==== WORKING DATA
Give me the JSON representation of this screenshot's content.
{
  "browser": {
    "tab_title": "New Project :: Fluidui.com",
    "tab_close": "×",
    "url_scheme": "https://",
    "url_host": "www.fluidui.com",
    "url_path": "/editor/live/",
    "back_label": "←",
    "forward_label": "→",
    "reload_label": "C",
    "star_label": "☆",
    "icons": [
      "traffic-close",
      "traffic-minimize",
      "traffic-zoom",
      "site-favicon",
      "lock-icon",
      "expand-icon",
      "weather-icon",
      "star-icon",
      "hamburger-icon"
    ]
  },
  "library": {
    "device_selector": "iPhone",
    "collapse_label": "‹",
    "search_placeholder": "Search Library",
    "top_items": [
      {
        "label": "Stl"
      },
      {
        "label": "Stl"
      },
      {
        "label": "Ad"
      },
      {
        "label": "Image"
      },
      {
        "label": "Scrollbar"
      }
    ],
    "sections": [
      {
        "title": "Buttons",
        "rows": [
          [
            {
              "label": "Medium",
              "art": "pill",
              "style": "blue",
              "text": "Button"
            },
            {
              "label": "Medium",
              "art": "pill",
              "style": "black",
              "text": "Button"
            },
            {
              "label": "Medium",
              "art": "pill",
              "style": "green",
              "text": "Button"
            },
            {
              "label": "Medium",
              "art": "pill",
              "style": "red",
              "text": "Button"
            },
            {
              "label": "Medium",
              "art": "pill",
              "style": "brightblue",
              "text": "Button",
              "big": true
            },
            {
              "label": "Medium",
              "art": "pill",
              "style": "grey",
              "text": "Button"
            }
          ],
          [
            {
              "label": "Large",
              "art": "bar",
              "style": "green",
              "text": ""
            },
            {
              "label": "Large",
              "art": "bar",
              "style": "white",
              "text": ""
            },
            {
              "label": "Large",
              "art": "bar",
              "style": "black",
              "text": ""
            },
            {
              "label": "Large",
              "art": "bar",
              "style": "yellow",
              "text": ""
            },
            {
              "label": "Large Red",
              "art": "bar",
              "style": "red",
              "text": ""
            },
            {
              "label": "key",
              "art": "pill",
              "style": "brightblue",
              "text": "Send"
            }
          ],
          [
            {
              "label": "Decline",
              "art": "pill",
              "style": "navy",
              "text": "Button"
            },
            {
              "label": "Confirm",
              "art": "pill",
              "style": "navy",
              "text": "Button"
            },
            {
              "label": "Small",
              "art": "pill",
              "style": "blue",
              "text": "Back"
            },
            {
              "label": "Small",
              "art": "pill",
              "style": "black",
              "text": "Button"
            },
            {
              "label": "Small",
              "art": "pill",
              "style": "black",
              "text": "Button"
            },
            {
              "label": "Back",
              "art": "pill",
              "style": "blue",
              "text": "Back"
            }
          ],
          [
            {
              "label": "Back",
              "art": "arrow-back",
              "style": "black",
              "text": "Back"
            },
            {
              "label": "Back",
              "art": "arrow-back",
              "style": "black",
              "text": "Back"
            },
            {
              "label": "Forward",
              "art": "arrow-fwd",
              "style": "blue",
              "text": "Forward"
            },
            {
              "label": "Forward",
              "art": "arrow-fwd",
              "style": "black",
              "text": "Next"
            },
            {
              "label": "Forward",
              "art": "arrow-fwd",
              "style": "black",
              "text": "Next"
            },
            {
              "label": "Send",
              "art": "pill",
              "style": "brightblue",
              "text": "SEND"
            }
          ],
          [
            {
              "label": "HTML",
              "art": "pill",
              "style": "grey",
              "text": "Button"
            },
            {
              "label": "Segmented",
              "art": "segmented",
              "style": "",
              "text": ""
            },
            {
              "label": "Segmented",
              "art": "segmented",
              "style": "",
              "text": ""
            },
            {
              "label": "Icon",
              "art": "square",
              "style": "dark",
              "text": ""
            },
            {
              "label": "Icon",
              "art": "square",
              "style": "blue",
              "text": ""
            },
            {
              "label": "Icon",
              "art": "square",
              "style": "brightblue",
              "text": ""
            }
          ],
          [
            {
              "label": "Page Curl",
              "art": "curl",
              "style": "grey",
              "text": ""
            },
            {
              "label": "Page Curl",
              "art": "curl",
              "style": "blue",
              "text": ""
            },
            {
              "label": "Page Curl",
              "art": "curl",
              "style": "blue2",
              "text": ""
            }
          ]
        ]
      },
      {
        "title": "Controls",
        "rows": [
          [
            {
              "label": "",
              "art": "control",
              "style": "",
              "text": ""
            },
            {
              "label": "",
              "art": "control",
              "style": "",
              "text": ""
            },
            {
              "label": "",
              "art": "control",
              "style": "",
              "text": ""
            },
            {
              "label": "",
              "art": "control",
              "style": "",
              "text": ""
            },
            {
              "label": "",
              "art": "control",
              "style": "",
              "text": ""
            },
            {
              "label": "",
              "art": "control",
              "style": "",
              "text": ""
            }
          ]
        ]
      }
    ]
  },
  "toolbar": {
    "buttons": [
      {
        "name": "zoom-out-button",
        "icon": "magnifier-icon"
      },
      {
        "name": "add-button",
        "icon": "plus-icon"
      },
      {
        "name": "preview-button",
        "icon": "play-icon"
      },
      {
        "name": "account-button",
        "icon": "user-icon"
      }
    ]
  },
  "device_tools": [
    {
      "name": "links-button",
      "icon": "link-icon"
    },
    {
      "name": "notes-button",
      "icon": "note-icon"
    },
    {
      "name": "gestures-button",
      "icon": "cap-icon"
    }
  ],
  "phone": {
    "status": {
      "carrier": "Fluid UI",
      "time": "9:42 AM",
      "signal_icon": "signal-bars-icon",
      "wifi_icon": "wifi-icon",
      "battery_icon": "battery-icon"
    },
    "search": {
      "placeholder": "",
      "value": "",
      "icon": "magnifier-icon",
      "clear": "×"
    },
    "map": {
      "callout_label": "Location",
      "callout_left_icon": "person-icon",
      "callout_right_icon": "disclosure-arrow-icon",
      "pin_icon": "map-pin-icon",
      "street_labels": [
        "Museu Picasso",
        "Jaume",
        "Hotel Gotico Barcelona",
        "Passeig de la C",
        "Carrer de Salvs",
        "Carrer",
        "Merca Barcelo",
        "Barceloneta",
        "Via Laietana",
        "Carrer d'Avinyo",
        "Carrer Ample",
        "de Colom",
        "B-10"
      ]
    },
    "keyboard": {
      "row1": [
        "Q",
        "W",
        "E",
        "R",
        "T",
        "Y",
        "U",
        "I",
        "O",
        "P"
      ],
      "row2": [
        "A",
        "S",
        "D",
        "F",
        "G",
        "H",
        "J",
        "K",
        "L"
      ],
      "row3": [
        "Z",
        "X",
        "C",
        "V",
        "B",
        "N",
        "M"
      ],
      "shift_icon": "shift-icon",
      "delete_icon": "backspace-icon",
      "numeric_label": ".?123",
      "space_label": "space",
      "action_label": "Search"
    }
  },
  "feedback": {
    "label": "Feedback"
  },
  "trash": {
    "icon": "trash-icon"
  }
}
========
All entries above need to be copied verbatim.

**WRITTEN SOLUTION:**
Give me the JSON representation of this screenshot's content.
{
  "browser": {
    "tab_title": "New Project :: Fluidui.com",
    "tab_close": "×",
    "url_scheme": "https://",
    "url_host": "www.fluidui.com",
    "url_path": "/editor/live/",
    "back_label": "←",
    "forward_label": "→",
    "reload_label": "C",
    "star_label": "☆",
    "icons": [
      "traffic-close",
      "traffic-minimize",
      "traffic-zoom",
      "site-favicon",
      "lock-icon",
      "expand-icon",
      "weather-icon",
      "star-icon",
      "hamburger-icon"
    ]
  },
  "library": {
    "device_selector": "iPhone",
    "collapse_label": "‹",
    "search_placeholder": "Search Library",
    "top_items": [
      {
        "label": "Stl"
      },
      {
        "label": "Stl"
      },
      {
        "label": "Ad"
      },
      {
        "label": "Image"
      },
      {
        "label": "Scrollbar"
      }
    ],
    "sections": [
      {
        "title": "Buttons",
        "rows": [
          [
            {
              "label": "Medium",
              "art": "pill",
              "style": "blue",
              "text": "Button"
            },
            {
              "label": "Medium",
              "art": "pill",
              "style": "black",
              "text": "Button"
            },
            {
              "label": "Medium",
              "art": "pill",
              "style": "green",
              "text": "Button"
            },
            {
              "label": "Medium",
              "art": "pill",
              "style": "red",
              "text": "Button"
            },
            {
              "label": "Medium",
              "art": "pill",
              "style": "brightblue",
              "text": "Button",
              "big": true
            },
            {
              "label": "Medium",
              "art": "pill",
              "style": "grey",
              "text": "Button"
            }
          ],
          [
            {
              "label": "Large",
              "art": "bar",
              "style": "green",
              "text": ""
            },
            {
              "label": "Large",
              "art": "bar",
              "style": "white",
              "text": ""
            },
            {
              "label": "Large",
              "art": "bar",
              "style": "black",
              "text": ""
            },
            {
              "label": "Large",
              "art": "bar",
              "style": "yellow",
              "text": ""
            },
            {
              "label": "Large Red",
              "art": "bar",
              "style": "red",
              "text": ""
            },
            {
              "label": "key",
              "art": "pill",
              "style": "brightblue",
              "text": "Send"
            }
          ],
          [
            {
              "label": "Decline",
              "art": "pill",
              "style": "navy",
              "text": "Button"
            },
            {
              "label": "Confirm",
              "art": "pill",
              "style": "navy",
              "text": "Button"
            },
            {
              "label": "Small",
              "art": "pill",
              "style": "blue",
              "text": "Back"
            },
            {
              "label": "Small",
              "art": "pill",
              "style": "black",
              "text": "Button"
            },
            {
              "label": "Small",
              "art": "pill",
              "style": "black",
              "text": "Button"
            },
            {
              "label": "Back",
              "art": "pill",
              "style": "blue",
              "text": "Back"
            }
          ],
          [
            {
              "label": "Back",
              "art": "arrow-back",
              "style": "black",
              "text": "Back"
            },
            {
              "label": "Back",
              "art": "arrow-back",
              "style": "black",
              "text": "Back"
            },
            {
              "label": "Forward",
              "art": "arrow-fwd",
              "style": "blue",
              "text": "Forward"
            },
            {
              "label": "Forward",
              "art": "arrow-fwd",
              "style": "black",
              "text": "Next"
            },
            {
              "label": "Forward",
              "art": "arrow-fwd",
              "style": "black",
              "text": "Next"
            },
            {
              "label": "Send",
              "art": "pill",
              "style": "brightblue",
              "text": "SEND"
            }
          ],
          [
            {
              "label": "HTML",
              "art": "pill",
              "style": "grey",
              "text": "Button"
            },
            {
              "label": "Segmented",
              "art": "segmented",
              "style": "",
              "text": ""
            },
            {
              "label": "Segmented",
              "art": "segmented",
              "style": "",
              "text": ""
            },
            {
              "label": "Icon",
              "art": "square",
              "style": "dark",
              "text": ""
            },
            {
              "label": "Icon",
              "art": "square",
              "style": "blue",
              "text": ""
            },
            {
              "label": "Icon",
              "art": "square",
              "style": "brightblue",
              "text": ""
            }
          ],
          [
            {
              "label": "Page Curl",
              "art": "curl",
              "style": "grey",
              "text": ""
            },
            {
              "label": "Page Curl",
              "art": "curl",
              "style": "blue",
              "text": ""
            },
            {
              "label": "Page Curl",
              "art": "curl",
              "style": "blue2",
              "text": ""
            }
          ]
        ]
      },
      {
        "title": "Controls",
        "rows": [
          [
            {
              "label": "",
              "art": "control",
              "style": "",
              "text": ""
            },
            {
              "label": "",
              "art": "control",
              "style": "",
              "text": ""
            },
            {
              "label": "",
              "art": "control",
              "style": "",
              "text": ""
            },
            {
              "label": "",
              "art": "control",
              "style": "",
              "text": ""
            },
            {
              "label": "",
              "art": "control",
              "style": "",
              "text": ""
            },
            {
              "label": "",
              "art": "control",
              "style": "",
              "text": ""
            }
          ]
        ]
      }
    ]
  },
  "toolbar": {
    "buttons": [
      {
        "name": "zoom-out-button",
        "icon": "magnifier-icon"
      },
      {
        "name": "add-button",
        "icon": "plus-icon"
      },
      {
        "name": "preview-button",
        "icon": "play-icon"
      },
      {
        "name": "account-button",
        "icon": "user-icon"
      }
    ]
  },
  "device_tools": [
    {
      "name": "links-button",
      "icon": "link-icon"
    },
    {
      "name": "notes-button",
      "icon": "note-icon"
    },
    {
      "name": "gestures-button",
      "icon": "cap-icon"
    }
  ],
  "phone": {
    "status": {
      "carrier": "Fluid UI",
      "time": "9:42 AM",
      "signal_icon": "signal-bars-icon",
      "wifi_icon": "wifi-icon",
      "battery_icon": "battery-icon"
    },
    "search": {
      "placeholder": "",
      "value": "",
      "icon": "magnifier-icon",
      "clear": "×"
    },
    "map": {
      "callout_label": "Location",
      "callout_left_icon": "person-icon",
      "callout_right_icon": "disclosure-arrow-icon",
      "pin_icon": "map-pin-icon",
      "street_labels": [
        "Museu Picasso",
        "Jaume",
        "Hotel Gotico Barcelona",
        "Passeig de la C",
        "Carrer de Salvs",
        "Carrer",
        "Merca Barcelo",
        "Barceloneta",
        "Via Laietana",
        "Carrer d'Avinyo",
        "Carrer Ample",
        "de Colom",
        "B-10"
      ]
    },
    "keyboard": {
      "row1": [
        "Q",
        "W",
        "E",
        "R",
        "T",
        "Y",
        "U",
        "I",
        "O",
        "P"
      ],
      "row2": [
        "A",
        "S",
        "D",
        "F",
        "G",
        "H",
        "J",
        "K",
        "L"
      ],
      "row3": [
        "Z",
        "X",
        "C",
        "V",
        "B",
        "N",
        "M"
      ],
      "shift_icon": "shift-icon",
      "delete_icon": "backspace-icon",
      "numeric_label": ".?123",
      "space_label": "space",
      "action_label": "Search"
    }
  },
  "feedback": {
    "label": "Feedback"
  },
  "trash": {
    "icon": "trash-icon"
  }
}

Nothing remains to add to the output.